Emergent Literacy Theory
an educator to use a variety of writing samples over a certain time period to determine the best writing instructional practices for the child.
Sulzby (1985) suggests that a structured lesson framework fosters a child’s early writing ability.During carpet time, the teacher gives the students directions on what each child will be writing about, “Write a story for me.”This gives each child the audience for the writing.The second step in the lesson, is to explore topics as a group.Most students will tell the teacher the main character, a dog or my sister.The teacher should respond to students’ topics with interest and asks questions, “What will happen to...” or “Where will the story take place?”Asking these types of question will prompt the students’ thinking about all elements of the story.Third, the teacher will model writing the metacognitive process associated with creating the first sentence, “What might the first sentence say?” or “How will you start your story?”By asking these questions, a teacher is encouraging each child to think in complete sentences.The teacher will model the writing of the sentence on the board or chart paper.Next the teacher will ask the students to help write the sentence by slowly articulating words, using a word wall or recalling from memory.Conventional capitalization, spacing, size and punctuation of print can be demonstrated or emphasized while writing the sentence on the board. Additionally, it allows individuals the ability to practice writing their first sentence.Validate each child’s message by explaining that each kindergartener writes differently, some maybe in picture form while others are using letters.Finally, refocus the conversation to the topic or audience for this writing piece.Sulzby suggests, while the students are returning to their seats, allow them the opportunity to discuss their ideas.Traditionally, children will immediately run to the teacher for help.By allowing collaboration time at an early age, this encourages the students to work together to solve a problem or complete a task.
As the children are writing, the teacher walks around the room to conference with each writer.This time can be used to provide specific support for each writer and give each child a chance to read their story aloud in a more private setting.

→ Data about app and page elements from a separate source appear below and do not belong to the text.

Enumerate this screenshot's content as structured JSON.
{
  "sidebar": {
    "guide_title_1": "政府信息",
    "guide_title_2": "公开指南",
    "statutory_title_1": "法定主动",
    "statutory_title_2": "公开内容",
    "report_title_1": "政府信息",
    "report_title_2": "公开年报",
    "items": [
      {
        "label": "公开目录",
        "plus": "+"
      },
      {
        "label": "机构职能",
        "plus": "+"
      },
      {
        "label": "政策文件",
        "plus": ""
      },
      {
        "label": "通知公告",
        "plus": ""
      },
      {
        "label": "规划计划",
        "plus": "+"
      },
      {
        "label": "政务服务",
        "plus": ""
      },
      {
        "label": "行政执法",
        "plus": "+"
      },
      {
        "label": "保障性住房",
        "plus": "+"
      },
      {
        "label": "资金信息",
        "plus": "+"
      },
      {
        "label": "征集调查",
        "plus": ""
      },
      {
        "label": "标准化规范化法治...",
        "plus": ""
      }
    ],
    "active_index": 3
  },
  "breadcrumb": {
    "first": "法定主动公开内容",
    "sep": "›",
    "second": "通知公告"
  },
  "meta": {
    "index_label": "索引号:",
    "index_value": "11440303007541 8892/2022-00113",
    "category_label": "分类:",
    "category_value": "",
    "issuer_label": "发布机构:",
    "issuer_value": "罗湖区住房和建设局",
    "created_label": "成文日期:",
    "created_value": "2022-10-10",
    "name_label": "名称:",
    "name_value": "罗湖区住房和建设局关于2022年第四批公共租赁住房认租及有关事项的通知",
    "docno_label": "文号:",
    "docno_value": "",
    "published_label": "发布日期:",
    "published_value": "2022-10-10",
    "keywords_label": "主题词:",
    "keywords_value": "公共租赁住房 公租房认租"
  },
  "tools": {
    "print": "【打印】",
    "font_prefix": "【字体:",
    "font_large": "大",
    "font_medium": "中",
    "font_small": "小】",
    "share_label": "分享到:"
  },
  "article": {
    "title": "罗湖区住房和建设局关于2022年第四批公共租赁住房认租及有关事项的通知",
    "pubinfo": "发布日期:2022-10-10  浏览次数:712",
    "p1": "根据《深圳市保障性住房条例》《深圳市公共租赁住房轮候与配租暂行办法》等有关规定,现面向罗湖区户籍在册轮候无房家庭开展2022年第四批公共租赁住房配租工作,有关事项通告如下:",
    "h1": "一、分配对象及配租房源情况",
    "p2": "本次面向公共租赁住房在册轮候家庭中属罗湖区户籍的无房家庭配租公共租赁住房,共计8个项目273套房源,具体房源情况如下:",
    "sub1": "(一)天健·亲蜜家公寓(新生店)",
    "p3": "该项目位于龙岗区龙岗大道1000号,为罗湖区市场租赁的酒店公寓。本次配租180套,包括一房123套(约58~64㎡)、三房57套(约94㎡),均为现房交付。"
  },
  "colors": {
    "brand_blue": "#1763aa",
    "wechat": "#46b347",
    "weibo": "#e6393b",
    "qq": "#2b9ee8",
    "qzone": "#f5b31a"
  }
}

The teacher can use Elkonin boxes to help students spell words.The first stage of Elkonin boxes are sound boxes (Clay, 1998).The child is given a box for each sound in the word.Once the child is able to segment each phoneme, the teacher can give the child spelling boxes.This scaffolding procedure requires the student to identify the conventional spelling pattern of the word.
After students have completed their writing, the teacher should provide an opportunity for students to share their writing.This can be done through a special chair, microphone or video.If space allows, a waiting chair can be helpful for some students.This can help with classroom management and the child knows when it will be their turn to share.
There are many strategies to facilitate writing in young children:
• Encourage early writers by accepting their scribbles and drawings as writing.
• Use simple and clear language to guide the expectations of the writing, “write a letter to you mom.”
• Ask the child to read the story to you.This reinforces the idea the print is important.
• Encourage children to try their best.Remind students, every author is unique, and your writing should be different from everyone else.
Today it is understood that children can express their knowledge of emergent literacy through writing as well as reading.Emergent literacy focuses on the relationships between reading and writing skills.This is observed, in the drawing phase of writing, when the child uses the knowledge that the message must match the picture.The child then transfers this understanding to reading by using the picture to confirm meaning of the text.Early writing strengthens a child’s understanding and knowledge of language and reading skills.
Emergent literacy theory states children are already reading and writing before formal schooling.As children are exposed to a variety of literature and given opportunities to read and write, they will move toward a conventional method of reading and writing.Emergent literacy incorporates the skills and the specific components of literacy, but also the context of which the child gains this knowledge.
Community, demographics and culture are outside factors effecting a child’s early literacy skills.These factors dictate the child’s early literacy opportunities, how literacy is valued, and support the child receives at home in regard to reading and writing.Educator’s must consider elements of the child’s life beyond school when examining emergent literacy skills.
The child’s community or neighborhood influences literacy acquisition.Students from rural and urban communities have different resources available (Durham & Smith, 2006).Urban communities have more libraries and bookstores than rural areas.To encourage literacy, neighborhood libraries offer a story telling hour.Rural districts have limited access to high-quality early childhood education centers.Researchers have found that the quality of preschool care received by children has significant effects on children’s academic school readiness (Auger, Farkas, Burchinal, Duncan, & Vandell, 2014).In the study conducted by Auger, Farkas, Burchinal, Duncan and Vandell, eighteen preschools in an urban area were used in the study.Nine schools were given a structured preschool curriculum to implement.The other schools were told to “conduct business as usual”, this did not include a curriculum.Early exposure and experiences to literature are key components of emergent literacy theory.